## Records shown
===============

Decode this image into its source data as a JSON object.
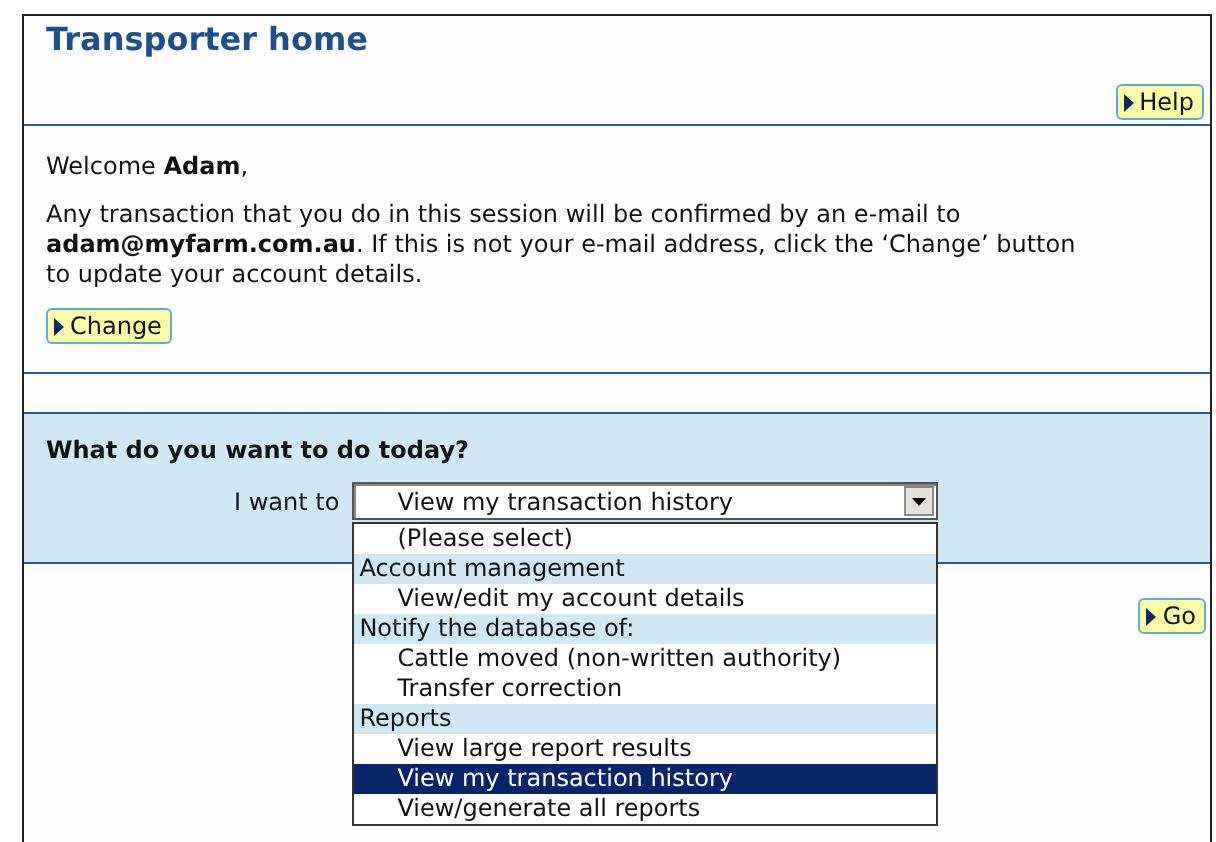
{
  "page": {
    "title": "Transporter home"
  },
  "help_button": {
    "label": "Help"
  },
  "welcome": {
    "greeting": "Welcome **Adam**,",
    "message": "Any transaction that you do in this session will be confirmed by an e-mail to **adam@myfarm.com.au**. If this is not your e-mail address, click the ‘Change’ button to update your account details."
  },
  "change_button": {
    "label": "Change"
  },
  "task": {
    "heading": "What do you want to do today?",
    "label": "I want to",
    "value": "View my transaction history",
    "expanded": true,
    "options": [
      {
        "kind": "option",
        "label": "(Please select)",
        "selected": false
      },
      {
        "kind": "group",
        "label": "Account management",
        "selected": false
      },
      {
        "kind": "option",
        "label": "View/edit my account details",
        "selected": false
      },
      {
        "kind": "group",
        "label": "Notify the database of:",
        "selected": false
      },
      {
        "kind": "option",
        "label": "Cattle moved (non-written authority)",
        "selected": false
      },
      {
        "kind": "option",
        "label": "Transfer correction",
        "selected": false
      },
      {
        "kind": "group",
        "label": "Reports",
        "selected": false
      },
      {
        "kind": "option",
        "label": "View large report results",
        "selected": false
      },
      {
        "kind": "option",
        "label": "View my transaction history",
        "selected": true
      },
      {
        "kind": "option",
        "label": "View/generate all reports",
        "selected": false
      }
    ]
  },
  "go_button": {
    "label": "Go"
  }
}
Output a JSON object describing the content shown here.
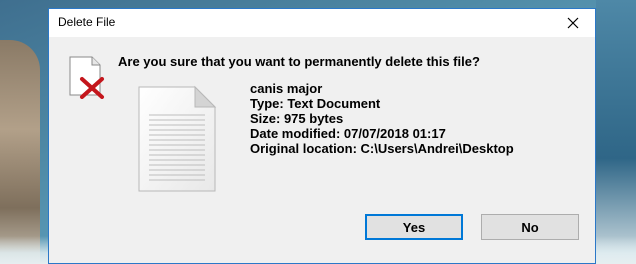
{
  "dialog": {
    "title": "Delete File",
    "question": "Are you sure that you want to permanently delete this file?",
    "details": {
      "name": "canis major",
      "type": "Type: Text Document",
      "size": "Size: 975 bytes",
      "modified": "Date modified: 07/07/2018 01:17",
      "location": "Original location: C:\\Users\\Andrei\\Desktop"
    },
    "buttons": {
      "yes": "Yes",
      "no": "No",
      "default": "yes"
    },
    "icons": {
      "warning": "delete-warning-icon",
      "file": "text-document-icon",
      "close": "close-icon"
    },
    "colors": {
      "accent_border": "#2b78c8",
      "default_button_border": "#0078d7",
      "delete_cross": "#c4161c"
    }
  }
}
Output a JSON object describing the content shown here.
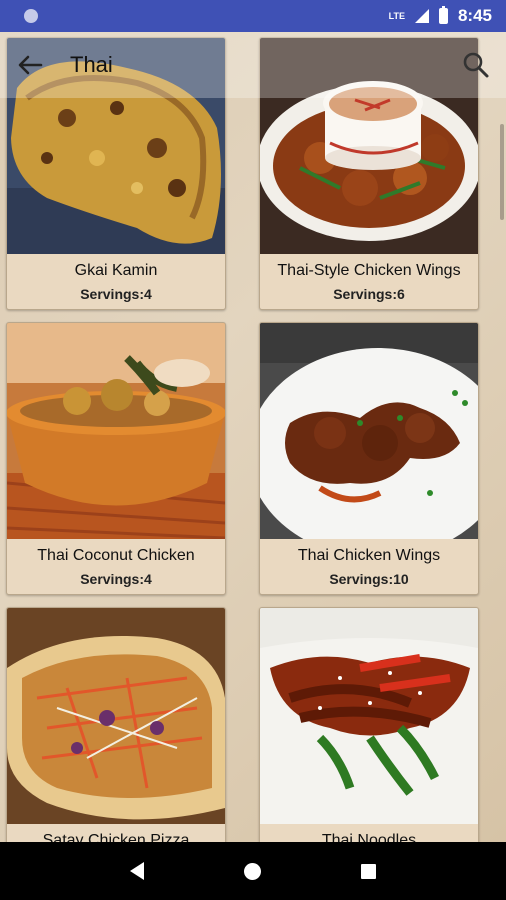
{
  "status_bar": {
    "network": "LTE",
    "time": "8:45"
  },
  "toolbar": {
    "title": "Thai"
  },
  "recipes": [
    {
      "title": "Gkai Kamin",
      "servings": "Servings:4"
    },
    {
      "title": "Thai-Style Chicken Wings",
      "servings": "Servings:6"
    },
    {
      "title": "Thai Coconut Chicken",
      "servings": "Servings:4"
    },
    {
      "title": "Thai Chicken Wings",
      "servings": "Servings:10"
    },
    {
      "title": "Satay Chicken Pizza",
      "servings": ""
    },
    {
      "title": "Thai Noodles",
      "servings": ""
    }
  ],
  "icons": {
    "back": "arrow-back-icon",
    "search": "search-icon",
    "nav_back": "triangle-back-icon",
    "nav_home": "circle-home-icon",
    "nav_recent": "square-recent-icon"
  }
}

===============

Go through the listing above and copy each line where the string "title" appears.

    "title": "Transporter home"
    "title": "Delete File",
    "title": "Thai"
      "title": "Gkai Kamin",
      "title": "Thai-Style Chicken Wings",
      "title": "Thai Coconut Chicken",
      "title": "Thai Chicken Wings",
      "title": "Satay Chicken Pizza",
      "title": "Thai Noodles",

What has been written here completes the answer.